Pests and diseases[edit]

'Plinio' has a very high resistance to Dutch Elm Disease. In trials conducted by the Istituto per la Protezione delle Piante, Florence, 'San Zanobi' sustained 7.8 % defoliation and 3.9 % dieback when inoculated with unnaturally high concentrations of the fungal pathogen, compared with 4.7 % / 0.0 % resp. for 'Morfeo', 50 % / 35.5 % resp. for 'Lobel', and 95 % / 100 % for 'CNR118', a Field Elm (Ulmus minor) native to Italy. [1]

Cultivation[edit]

Fast growing (though slower than its sibling 'San Zanobi') in Italy, where it commences flowering in its third year. The tree is only commercially available outside Italy by mail order. It was introduced to the UK by Butterfly Conservation in 2003 and is being evaluated at several sites in Hampshire, where it has been found to be particularly successful on thin dry rendzinas, however on more fertile soils, its relatively sparse and splaying top growth often exceeds stem development, necessitating judicious pruning and stake support for up to five years.[3] 'Plinio' is not known (2013) to have been introduced to North America or Australasia.

Etymology[edit]

'Plinio' is named for the early Roman scientist Pliny the Elder (Plinio in Italian).

Accessions[edit]

Europe[edit]

Nurseries[edit]

Europe[edit]

References[edit]
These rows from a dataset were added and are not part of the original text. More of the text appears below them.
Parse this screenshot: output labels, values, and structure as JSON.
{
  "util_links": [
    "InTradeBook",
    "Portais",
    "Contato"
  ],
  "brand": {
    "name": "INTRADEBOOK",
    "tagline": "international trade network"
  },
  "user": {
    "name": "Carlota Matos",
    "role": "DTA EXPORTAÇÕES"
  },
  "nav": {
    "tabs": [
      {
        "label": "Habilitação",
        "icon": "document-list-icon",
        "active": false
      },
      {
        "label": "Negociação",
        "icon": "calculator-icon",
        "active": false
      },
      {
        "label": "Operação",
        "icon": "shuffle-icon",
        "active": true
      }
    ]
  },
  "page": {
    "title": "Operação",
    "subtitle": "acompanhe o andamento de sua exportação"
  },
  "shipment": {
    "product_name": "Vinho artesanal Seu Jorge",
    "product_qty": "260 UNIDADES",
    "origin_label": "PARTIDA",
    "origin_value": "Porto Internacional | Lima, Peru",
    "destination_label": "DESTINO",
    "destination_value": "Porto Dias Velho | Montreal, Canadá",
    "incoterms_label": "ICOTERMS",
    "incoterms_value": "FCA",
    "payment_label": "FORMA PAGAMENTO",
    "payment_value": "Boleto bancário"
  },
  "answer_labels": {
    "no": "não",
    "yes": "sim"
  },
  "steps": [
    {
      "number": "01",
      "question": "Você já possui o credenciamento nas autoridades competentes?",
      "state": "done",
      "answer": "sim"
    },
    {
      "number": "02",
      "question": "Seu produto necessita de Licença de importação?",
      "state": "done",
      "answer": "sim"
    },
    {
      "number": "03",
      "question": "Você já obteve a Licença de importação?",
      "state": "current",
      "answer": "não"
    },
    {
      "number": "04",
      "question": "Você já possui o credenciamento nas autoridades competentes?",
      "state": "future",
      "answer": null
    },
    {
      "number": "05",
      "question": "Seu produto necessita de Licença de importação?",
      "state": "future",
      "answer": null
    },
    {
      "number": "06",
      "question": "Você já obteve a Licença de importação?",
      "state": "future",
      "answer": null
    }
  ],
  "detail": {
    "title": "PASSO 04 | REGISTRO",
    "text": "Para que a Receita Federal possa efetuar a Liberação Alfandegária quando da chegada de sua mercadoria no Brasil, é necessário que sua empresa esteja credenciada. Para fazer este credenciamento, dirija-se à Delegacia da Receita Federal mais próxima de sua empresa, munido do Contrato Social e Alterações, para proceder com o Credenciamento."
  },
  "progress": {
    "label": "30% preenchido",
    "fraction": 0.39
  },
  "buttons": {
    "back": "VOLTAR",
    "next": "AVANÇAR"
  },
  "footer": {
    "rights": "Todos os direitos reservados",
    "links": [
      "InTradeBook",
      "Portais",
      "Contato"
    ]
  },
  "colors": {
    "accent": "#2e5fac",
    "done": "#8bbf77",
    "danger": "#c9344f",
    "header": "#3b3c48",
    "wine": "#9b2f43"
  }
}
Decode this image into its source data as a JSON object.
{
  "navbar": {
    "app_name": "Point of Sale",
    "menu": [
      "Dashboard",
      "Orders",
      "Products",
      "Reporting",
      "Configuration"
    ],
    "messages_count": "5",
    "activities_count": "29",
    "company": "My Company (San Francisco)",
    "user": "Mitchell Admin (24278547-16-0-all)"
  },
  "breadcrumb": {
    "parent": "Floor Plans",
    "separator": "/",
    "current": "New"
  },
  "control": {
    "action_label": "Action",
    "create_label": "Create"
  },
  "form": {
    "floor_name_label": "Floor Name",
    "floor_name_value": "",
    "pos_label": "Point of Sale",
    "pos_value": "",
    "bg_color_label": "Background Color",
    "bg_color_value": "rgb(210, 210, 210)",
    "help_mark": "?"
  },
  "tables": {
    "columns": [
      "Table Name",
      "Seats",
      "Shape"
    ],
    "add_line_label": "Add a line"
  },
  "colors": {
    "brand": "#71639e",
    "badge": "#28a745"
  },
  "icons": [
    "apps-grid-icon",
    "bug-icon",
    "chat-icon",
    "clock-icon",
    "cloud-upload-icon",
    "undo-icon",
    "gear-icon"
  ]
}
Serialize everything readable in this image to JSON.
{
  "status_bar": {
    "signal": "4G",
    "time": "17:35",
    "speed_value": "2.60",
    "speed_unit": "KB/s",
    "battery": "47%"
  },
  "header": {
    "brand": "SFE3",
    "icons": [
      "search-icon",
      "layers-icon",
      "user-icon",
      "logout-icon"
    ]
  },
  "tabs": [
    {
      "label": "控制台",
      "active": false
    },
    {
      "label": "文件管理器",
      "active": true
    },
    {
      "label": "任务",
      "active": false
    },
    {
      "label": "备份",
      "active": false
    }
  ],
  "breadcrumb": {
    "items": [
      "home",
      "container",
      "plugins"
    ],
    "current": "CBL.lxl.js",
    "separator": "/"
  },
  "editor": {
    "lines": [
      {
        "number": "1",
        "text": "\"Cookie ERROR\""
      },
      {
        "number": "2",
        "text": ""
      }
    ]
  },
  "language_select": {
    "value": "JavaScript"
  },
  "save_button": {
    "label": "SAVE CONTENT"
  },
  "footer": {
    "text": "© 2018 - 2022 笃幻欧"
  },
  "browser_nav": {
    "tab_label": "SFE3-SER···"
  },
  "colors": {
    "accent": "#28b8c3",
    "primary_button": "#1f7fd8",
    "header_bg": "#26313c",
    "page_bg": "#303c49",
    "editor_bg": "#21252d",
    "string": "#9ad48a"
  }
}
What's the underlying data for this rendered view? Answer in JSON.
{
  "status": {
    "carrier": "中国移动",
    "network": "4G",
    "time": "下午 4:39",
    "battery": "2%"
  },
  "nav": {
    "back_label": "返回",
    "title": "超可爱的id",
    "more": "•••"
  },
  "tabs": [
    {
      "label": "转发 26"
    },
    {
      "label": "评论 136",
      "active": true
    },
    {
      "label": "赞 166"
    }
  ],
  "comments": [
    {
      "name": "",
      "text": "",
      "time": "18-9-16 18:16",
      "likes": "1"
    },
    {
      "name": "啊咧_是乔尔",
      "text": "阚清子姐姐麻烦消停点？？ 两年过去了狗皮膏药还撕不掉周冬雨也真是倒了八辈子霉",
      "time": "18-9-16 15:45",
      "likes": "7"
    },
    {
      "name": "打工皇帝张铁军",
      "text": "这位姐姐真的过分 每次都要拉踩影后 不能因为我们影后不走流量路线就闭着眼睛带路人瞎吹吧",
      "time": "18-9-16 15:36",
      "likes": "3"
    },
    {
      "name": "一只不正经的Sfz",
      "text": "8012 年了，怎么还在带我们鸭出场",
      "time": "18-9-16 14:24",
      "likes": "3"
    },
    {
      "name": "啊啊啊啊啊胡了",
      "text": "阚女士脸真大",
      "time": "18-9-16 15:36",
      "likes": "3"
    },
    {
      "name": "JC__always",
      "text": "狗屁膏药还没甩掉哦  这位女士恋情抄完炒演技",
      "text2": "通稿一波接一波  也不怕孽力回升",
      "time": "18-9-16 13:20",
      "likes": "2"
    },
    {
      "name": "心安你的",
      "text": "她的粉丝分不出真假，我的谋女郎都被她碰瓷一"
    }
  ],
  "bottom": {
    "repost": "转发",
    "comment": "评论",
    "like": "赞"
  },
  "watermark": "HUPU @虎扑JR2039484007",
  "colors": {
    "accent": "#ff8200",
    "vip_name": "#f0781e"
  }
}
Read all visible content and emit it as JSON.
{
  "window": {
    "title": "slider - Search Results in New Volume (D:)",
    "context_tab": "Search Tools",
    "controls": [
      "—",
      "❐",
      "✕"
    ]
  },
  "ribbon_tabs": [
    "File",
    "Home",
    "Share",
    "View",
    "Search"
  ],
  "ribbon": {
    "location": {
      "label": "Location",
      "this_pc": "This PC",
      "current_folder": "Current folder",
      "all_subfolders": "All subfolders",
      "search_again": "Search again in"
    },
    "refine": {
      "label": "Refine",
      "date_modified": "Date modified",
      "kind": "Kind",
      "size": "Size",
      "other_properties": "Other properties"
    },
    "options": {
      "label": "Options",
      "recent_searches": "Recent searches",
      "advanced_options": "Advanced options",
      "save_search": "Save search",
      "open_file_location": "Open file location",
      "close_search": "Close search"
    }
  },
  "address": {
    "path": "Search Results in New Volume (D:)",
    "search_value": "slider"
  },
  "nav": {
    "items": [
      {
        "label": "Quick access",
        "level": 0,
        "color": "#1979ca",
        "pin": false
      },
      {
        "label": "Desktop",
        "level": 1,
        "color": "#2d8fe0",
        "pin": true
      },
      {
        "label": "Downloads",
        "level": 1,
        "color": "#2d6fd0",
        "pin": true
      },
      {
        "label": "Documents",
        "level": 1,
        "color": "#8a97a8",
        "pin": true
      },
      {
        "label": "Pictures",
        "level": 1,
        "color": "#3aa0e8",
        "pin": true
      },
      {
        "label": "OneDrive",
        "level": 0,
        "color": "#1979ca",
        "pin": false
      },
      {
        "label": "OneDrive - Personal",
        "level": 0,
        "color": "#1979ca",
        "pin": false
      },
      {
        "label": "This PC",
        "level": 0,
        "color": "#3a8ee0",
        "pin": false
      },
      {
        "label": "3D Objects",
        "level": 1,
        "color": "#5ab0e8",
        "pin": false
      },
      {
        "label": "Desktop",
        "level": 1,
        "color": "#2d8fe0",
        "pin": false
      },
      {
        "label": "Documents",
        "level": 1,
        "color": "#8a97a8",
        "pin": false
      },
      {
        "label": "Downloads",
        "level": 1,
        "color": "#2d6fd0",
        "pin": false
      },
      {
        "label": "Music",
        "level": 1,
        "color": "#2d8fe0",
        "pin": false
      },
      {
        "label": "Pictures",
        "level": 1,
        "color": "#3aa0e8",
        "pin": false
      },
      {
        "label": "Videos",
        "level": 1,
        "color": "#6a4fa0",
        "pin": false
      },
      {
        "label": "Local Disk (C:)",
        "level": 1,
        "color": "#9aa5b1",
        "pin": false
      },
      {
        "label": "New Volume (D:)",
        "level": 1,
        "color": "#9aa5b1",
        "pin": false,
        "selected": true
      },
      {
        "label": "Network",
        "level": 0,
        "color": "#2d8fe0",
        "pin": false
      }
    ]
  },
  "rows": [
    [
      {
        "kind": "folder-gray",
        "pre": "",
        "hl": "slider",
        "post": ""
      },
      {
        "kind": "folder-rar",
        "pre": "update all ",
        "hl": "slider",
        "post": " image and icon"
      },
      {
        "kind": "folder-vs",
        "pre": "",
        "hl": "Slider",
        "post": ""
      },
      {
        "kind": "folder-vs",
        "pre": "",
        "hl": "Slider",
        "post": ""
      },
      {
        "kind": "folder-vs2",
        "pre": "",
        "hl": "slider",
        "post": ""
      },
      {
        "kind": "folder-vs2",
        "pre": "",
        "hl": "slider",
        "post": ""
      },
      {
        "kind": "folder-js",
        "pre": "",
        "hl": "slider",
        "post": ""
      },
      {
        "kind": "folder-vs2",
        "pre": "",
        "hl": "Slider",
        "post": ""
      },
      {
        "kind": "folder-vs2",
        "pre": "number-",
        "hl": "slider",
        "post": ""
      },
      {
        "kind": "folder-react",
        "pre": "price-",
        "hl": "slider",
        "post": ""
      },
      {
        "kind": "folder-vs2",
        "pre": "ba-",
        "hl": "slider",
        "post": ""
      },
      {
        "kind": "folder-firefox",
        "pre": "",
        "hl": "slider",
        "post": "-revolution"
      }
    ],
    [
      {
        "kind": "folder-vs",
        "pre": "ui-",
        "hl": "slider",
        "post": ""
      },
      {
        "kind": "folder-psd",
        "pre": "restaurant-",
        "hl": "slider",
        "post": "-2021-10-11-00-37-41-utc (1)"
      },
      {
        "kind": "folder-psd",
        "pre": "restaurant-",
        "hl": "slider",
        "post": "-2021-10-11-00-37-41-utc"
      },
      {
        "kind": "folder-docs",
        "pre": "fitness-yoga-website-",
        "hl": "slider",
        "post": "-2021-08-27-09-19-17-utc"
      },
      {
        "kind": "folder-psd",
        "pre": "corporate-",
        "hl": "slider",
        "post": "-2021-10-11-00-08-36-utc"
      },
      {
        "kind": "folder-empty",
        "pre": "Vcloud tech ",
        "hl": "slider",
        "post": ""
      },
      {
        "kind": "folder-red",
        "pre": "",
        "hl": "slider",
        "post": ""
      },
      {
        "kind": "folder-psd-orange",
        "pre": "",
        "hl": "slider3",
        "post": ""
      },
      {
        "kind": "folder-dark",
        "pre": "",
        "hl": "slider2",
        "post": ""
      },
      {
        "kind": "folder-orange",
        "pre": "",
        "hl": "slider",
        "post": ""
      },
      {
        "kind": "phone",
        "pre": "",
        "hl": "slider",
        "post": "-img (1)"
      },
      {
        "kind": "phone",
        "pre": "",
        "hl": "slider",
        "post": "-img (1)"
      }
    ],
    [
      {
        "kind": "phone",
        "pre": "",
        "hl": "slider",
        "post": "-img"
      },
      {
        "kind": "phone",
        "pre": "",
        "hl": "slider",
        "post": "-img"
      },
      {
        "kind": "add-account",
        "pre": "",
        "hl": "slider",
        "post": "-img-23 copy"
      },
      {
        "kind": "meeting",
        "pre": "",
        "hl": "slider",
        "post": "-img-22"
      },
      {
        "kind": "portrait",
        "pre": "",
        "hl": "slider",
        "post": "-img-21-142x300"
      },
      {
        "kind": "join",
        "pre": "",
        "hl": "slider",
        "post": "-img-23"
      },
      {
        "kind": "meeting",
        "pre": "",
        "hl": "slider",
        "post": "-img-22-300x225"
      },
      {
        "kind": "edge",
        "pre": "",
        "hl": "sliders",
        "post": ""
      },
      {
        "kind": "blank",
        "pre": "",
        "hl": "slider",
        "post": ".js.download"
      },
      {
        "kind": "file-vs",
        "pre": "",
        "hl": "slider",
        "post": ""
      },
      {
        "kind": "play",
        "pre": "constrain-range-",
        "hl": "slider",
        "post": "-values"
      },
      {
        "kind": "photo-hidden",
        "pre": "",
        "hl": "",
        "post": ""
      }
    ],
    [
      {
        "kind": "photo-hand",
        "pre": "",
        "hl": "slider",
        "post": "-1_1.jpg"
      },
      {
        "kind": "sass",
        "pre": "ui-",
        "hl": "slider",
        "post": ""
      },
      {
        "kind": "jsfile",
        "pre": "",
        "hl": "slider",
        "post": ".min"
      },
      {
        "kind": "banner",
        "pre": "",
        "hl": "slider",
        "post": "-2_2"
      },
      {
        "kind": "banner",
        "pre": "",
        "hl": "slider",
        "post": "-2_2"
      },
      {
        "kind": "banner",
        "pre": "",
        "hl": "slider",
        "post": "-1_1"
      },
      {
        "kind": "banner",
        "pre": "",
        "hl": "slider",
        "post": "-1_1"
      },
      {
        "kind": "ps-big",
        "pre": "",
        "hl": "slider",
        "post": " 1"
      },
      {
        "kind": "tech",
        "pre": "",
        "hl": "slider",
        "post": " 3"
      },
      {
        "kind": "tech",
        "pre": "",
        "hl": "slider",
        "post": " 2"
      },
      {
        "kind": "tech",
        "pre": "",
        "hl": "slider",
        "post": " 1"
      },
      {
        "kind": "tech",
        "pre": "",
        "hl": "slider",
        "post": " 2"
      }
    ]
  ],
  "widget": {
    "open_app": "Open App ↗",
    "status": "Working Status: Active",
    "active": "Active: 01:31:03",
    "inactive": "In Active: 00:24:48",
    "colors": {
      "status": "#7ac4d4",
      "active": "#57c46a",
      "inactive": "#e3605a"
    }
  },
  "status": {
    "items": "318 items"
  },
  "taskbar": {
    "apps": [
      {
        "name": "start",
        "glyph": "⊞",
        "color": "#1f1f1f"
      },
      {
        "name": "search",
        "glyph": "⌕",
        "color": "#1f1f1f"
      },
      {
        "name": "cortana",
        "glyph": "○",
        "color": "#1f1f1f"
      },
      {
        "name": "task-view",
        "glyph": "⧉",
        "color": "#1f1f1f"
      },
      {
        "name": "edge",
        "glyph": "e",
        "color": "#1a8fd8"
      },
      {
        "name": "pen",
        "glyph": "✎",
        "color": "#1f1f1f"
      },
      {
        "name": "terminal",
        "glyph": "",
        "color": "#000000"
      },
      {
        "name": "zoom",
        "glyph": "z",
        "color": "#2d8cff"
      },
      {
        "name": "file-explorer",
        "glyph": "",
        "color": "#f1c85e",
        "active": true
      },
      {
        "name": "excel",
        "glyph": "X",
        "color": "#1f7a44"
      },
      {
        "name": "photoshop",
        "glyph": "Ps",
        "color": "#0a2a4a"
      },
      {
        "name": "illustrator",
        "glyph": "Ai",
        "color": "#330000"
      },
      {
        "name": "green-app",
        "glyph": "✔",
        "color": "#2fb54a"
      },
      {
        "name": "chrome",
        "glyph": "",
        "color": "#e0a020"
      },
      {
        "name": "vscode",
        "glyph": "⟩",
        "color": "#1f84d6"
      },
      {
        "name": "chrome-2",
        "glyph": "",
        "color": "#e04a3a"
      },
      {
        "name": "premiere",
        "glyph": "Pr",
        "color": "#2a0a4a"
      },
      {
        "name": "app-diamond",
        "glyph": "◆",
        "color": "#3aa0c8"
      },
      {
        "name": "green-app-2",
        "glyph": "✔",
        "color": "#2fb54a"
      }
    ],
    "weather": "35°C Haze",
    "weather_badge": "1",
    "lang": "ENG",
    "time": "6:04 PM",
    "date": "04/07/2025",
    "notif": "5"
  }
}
  1. ^ a b Santini A., Fagnani A., Ferrini F. & Mittempergher L., (2002) 'San Zanobi' and 'Plinio' elm trees. [1] HortScience 37(7): 1139-1141. 2002. American Society for Horticultural Science, Alexandria, VA 22314, USA
  2. ^ Santini A., Fagnani A., Ferrini F., Mittempergher L., Brunetti M., Crivellaro A., Macchioni N., Elm breeding for DED resistance, the Italian clones and their wood properties. [2] Invest Agrar: Sist. Recur. For. (2004) 13 (1), 179-184. 2004.
  3. ^ a b Brookes, A. H. (2012). Disease-resistant elm cultivars, Butterfly Conservation trials report, 2nd revision, 2012. Butterfly Conservation, Hants & IoW Branch, England. [3]